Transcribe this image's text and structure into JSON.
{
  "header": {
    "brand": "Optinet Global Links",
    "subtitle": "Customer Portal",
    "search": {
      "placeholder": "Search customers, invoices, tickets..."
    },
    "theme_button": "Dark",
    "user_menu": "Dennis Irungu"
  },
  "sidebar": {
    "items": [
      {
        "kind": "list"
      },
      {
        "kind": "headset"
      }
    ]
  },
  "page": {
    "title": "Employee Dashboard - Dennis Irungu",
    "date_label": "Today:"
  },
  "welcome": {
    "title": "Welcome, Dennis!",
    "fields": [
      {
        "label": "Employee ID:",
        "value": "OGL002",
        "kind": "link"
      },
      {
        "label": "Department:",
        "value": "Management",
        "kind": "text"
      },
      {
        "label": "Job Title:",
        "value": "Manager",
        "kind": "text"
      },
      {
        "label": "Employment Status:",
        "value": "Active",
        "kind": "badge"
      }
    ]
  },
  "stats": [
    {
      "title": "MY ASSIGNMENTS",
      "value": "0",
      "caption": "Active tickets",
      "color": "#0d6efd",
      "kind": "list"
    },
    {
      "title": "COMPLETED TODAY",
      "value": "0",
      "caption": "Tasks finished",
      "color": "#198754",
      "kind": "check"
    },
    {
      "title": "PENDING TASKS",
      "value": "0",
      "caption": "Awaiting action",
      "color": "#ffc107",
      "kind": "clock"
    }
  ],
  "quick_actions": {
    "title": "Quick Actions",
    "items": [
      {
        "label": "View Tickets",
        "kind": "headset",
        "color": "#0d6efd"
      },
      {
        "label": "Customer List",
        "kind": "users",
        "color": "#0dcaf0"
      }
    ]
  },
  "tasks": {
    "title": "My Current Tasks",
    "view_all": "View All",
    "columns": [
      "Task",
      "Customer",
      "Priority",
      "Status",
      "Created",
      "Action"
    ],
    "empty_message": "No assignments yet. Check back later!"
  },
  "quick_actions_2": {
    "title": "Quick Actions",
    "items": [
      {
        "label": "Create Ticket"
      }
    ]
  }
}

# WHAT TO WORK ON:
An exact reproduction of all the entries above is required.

# WRITTEN RESPONSE:
Transcribe this image's text and structure into JSON.
{
  "header": {
    "brand": "Optinet Global Links",
    "subtitle": "Customer Portal",
    "search": {
      "placeholder": "Search customers, invoices, tickets..."
    },
    "theme_button": "Dark",
    "user_menu": "Dennis Irungu"
  },
  "sidebar": {
    "items": [
      {
        "kind": "list"
      },
      {
        "kind": "headset"
      }
    ]
  },
  "page": {
    "title": "Employee Dashboard - Dennis Irungu",
    "date_label": "Today:"
  },
  "welcome": {
    "title": "Welcome, Dennis!",
    "fields": [
      {
        "label": "Employee ID:",
        "value": "OGL002",
        "kind": "link"
      },
      {
        "label": "Department:",
        "value": "Management",
        "kind": "text"
      },
      {
        "label": "Job Title:",
        "value": "Manager",
        "kind": "text"
      },
      {
        "label": "Employment Status:",
        "value": "Active",
        "kind": "badge"
      }
    ]
  },
  "stats": [
    {
      "title": "MY ASSIGNMENTS",
      "value": "0",
      "caption": "Active tickets",
      "color": "#0d6efd",
      "kind": "list"
    },
    {
      "title": "COMPLETED TODAY",
      "value": "0",
      "caption": "Tasks finished",
      "color": "#198754",
      "kind": "check"
    },
    {
      "title": "PENDING TASKS",
      "value": "0",
      "caption": "Awaiting action",
      "color": "#ffc107",
      "kind": "clock"
    }
  ],
  "quick_actions": {
    "title": "Quick Actions",
    "items": [
      {
        "label": "View Tickets",
        "kind": "headset",
        "color": "#0d6efd"
      },
      {
        "label": "Customer List",
        "kind": "users",
        "color": "#0dcaf0"
      }
    ]
  },
  "tasks": {
    "title": "My Current Tasks",
    "view_all": "View All",
    "columns": [
      "Task",
      "Customer",
      "Priority",
      "Status",
      "Created",
      "Action"
    ],
    "empty_message": "No assignments yet. Check back later!"
  },
  "quick_actions_2": {
    "title": "Quick Actions",
    "items": [
      {
        "label": "Create Ticket"
      }
    ]
  }
}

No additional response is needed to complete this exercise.